Items listed in a dataset
* * * *
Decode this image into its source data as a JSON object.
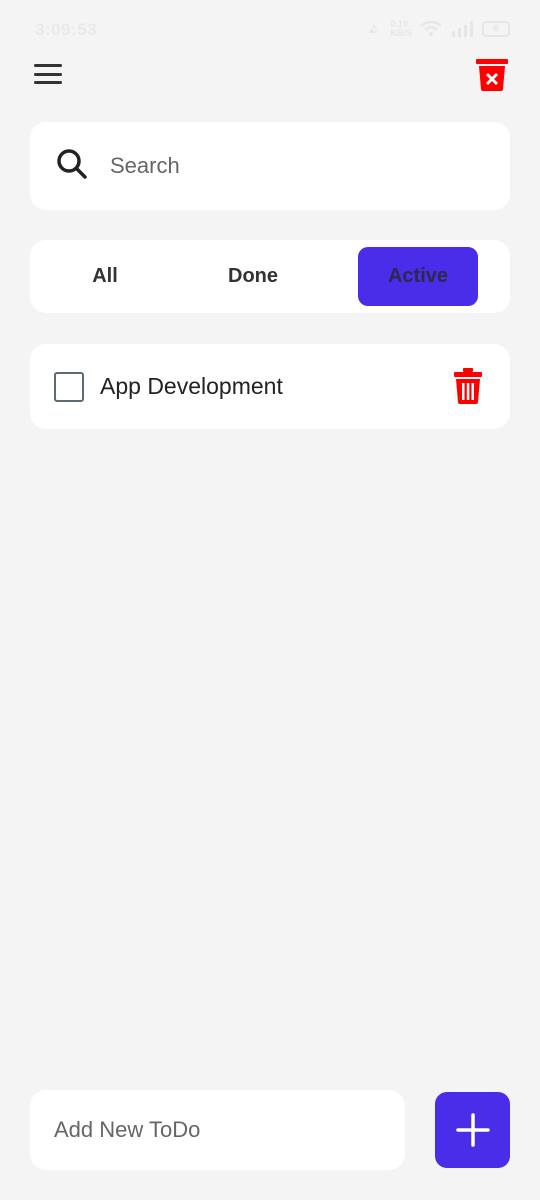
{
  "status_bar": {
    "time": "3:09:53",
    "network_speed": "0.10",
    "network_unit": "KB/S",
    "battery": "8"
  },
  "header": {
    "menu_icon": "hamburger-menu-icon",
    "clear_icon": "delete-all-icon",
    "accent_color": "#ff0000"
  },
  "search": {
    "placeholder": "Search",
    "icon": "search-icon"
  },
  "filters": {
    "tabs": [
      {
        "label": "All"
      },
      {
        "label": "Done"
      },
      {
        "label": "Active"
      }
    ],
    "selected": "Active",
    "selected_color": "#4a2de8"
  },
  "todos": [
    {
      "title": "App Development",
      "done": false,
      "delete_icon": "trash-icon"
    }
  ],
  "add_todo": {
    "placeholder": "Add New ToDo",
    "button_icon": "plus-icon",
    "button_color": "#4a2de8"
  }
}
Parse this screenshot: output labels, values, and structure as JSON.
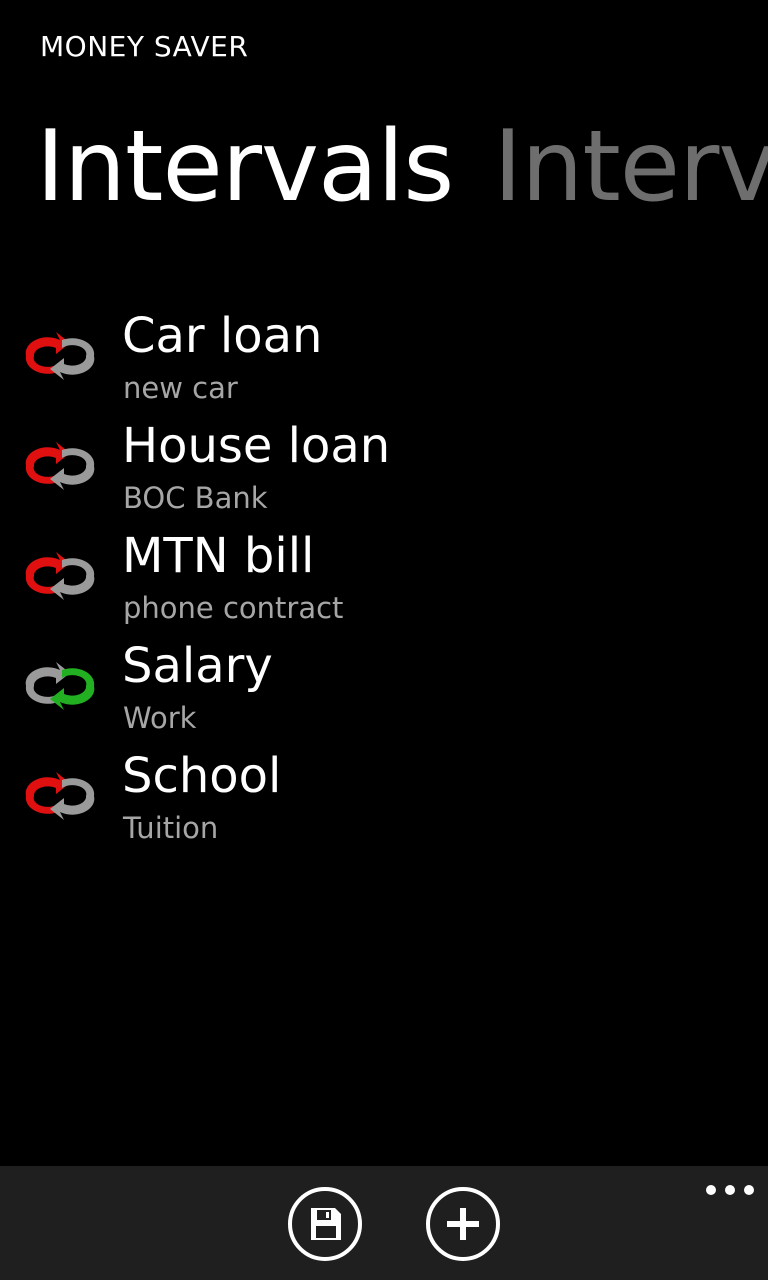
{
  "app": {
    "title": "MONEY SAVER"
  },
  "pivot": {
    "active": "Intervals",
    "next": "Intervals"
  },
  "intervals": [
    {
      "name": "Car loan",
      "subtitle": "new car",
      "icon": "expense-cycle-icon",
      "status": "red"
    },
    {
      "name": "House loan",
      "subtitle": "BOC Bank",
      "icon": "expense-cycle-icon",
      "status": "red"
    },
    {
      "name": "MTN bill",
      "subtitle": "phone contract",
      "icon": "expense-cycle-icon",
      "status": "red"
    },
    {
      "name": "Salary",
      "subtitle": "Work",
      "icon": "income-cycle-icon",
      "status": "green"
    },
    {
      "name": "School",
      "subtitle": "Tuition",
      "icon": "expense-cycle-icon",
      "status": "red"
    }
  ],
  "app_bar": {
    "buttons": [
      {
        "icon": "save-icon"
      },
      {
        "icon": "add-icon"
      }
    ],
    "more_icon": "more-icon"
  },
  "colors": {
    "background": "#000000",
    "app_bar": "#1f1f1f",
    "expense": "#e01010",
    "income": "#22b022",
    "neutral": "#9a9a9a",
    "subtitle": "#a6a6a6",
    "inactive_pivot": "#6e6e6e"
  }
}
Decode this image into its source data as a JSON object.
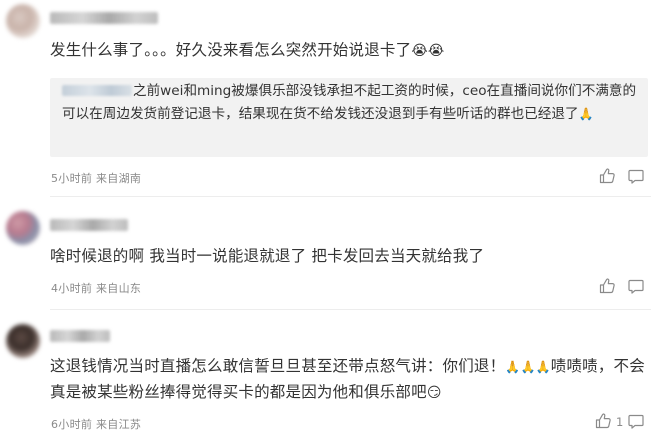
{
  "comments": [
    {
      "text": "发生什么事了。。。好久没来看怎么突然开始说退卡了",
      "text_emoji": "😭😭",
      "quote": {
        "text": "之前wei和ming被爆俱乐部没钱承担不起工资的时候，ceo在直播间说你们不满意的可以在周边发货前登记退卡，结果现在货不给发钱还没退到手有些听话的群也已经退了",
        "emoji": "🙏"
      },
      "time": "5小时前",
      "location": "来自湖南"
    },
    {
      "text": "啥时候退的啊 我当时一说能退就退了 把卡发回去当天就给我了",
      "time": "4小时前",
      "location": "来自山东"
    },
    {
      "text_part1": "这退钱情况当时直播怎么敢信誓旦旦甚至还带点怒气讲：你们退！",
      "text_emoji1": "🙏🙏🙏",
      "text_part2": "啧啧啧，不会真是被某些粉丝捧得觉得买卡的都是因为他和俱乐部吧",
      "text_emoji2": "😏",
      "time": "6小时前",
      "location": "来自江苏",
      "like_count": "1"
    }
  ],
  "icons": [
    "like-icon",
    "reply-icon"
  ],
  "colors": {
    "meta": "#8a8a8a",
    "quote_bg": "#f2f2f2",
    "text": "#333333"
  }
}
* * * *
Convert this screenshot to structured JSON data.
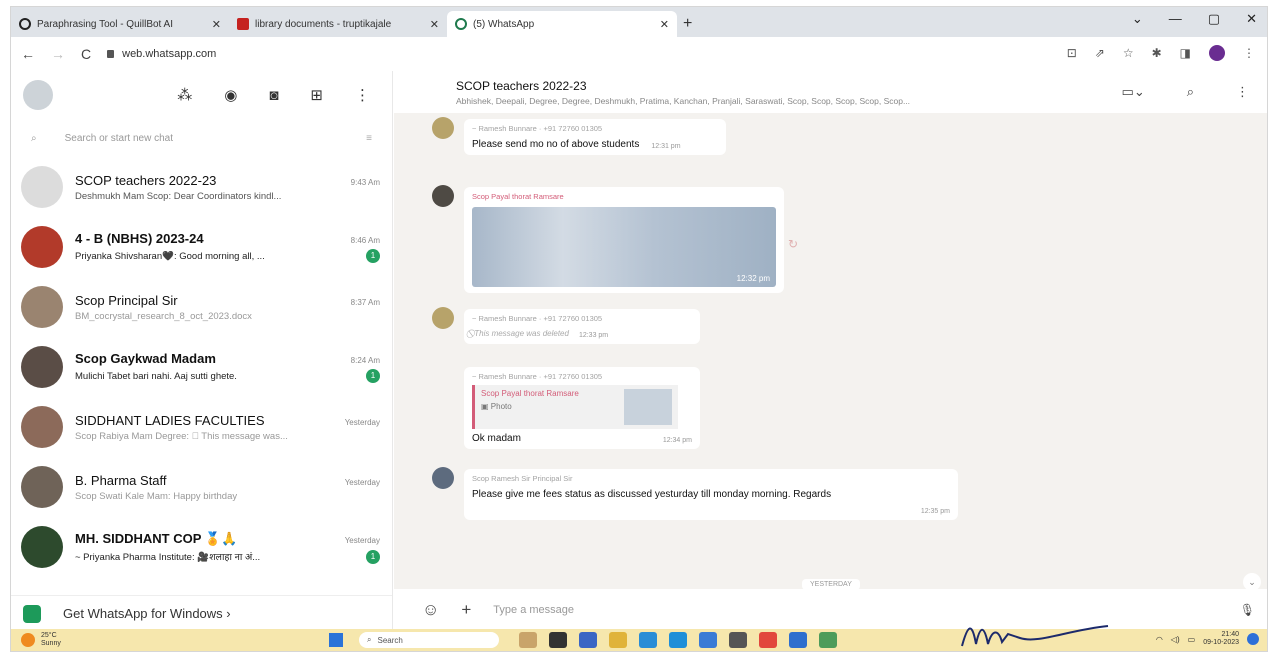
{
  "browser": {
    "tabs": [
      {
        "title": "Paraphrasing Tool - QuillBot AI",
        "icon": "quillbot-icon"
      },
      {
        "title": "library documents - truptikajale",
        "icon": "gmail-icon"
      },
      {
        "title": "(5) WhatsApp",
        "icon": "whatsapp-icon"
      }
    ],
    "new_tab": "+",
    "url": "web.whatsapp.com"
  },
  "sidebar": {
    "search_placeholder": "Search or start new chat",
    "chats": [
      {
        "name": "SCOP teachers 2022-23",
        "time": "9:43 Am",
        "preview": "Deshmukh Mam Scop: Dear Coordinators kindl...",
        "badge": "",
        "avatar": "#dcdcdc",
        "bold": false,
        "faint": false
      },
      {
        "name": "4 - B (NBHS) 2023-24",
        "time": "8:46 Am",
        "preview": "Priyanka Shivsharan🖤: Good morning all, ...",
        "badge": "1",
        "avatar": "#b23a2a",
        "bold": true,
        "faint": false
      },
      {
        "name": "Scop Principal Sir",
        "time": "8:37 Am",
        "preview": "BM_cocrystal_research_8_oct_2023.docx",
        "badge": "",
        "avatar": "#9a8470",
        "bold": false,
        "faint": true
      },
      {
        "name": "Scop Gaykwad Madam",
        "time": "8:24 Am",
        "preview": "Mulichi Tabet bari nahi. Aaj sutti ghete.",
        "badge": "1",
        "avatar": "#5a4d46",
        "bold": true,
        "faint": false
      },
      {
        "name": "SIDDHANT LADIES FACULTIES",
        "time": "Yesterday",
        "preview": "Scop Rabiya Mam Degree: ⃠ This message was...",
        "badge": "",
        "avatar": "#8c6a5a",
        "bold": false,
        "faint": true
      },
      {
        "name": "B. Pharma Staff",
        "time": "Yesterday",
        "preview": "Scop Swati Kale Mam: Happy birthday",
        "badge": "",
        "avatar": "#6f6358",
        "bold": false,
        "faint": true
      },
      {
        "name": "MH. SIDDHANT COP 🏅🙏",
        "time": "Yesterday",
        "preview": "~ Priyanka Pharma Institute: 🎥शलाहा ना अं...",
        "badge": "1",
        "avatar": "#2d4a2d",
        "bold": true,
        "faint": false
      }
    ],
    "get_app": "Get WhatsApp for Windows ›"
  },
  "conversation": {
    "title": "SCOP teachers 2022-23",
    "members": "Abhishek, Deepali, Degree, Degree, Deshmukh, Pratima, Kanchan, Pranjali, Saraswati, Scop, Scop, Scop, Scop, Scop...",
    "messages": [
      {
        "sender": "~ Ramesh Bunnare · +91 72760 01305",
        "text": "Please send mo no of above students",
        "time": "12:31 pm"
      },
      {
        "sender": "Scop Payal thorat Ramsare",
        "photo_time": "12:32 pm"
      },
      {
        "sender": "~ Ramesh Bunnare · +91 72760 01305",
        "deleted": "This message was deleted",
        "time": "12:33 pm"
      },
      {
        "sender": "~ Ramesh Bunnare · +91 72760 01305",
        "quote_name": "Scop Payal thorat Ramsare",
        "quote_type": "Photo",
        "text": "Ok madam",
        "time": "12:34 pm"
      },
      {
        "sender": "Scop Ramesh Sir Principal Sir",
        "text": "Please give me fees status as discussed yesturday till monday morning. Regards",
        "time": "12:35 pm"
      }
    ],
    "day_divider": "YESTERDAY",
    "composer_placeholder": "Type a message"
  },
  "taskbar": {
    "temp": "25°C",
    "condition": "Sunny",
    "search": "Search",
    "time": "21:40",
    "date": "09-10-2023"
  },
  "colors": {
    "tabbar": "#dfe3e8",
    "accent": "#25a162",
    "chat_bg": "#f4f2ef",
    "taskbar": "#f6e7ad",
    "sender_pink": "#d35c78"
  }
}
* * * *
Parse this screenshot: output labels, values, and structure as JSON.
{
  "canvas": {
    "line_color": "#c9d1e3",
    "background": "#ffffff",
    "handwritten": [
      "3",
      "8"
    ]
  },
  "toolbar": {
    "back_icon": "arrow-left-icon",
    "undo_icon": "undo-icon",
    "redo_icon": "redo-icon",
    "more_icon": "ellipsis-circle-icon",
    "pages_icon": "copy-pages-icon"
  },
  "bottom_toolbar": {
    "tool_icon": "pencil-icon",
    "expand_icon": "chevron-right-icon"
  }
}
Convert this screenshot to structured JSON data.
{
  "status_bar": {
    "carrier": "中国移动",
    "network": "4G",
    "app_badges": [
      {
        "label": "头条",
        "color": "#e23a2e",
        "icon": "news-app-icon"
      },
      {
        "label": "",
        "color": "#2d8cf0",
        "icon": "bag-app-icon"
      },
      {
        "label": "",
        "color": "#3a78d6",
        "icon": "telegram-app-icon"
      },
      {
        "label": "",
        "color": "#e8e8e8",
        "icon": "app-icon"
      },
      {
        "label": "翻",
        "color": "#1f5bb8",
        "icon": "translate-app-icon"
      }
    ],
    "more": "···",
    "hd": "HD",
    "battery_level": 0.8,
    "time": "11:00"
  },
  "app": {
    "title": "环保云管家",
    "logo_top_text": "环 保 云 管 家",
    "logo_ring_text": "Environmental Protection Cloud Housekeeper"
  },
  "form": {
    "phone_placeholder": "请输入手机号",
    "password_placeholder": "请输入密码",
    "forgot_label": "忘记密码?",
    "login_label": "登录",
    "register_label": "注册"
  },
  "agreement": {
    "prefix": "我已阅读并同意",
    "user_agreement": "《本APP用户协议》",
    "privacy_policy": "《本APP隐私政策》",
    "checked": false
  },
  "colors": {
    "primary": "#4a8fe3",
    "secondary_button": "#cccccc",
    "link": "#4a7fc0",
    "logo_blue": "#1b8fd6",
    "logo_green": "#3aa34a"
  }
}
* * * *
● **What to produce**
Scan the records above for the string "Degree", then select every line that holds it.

● **Reply**
        "preview": "Scop Rabiya Mam Degree: ⃠ This message was...",
    "members": "Abhishek, Deepali, Degree, Degree, Deshmukh, Pratima, Kanchan, Pranjali, Saraswati, Scop, Scop, Scop, Scop, Scop...",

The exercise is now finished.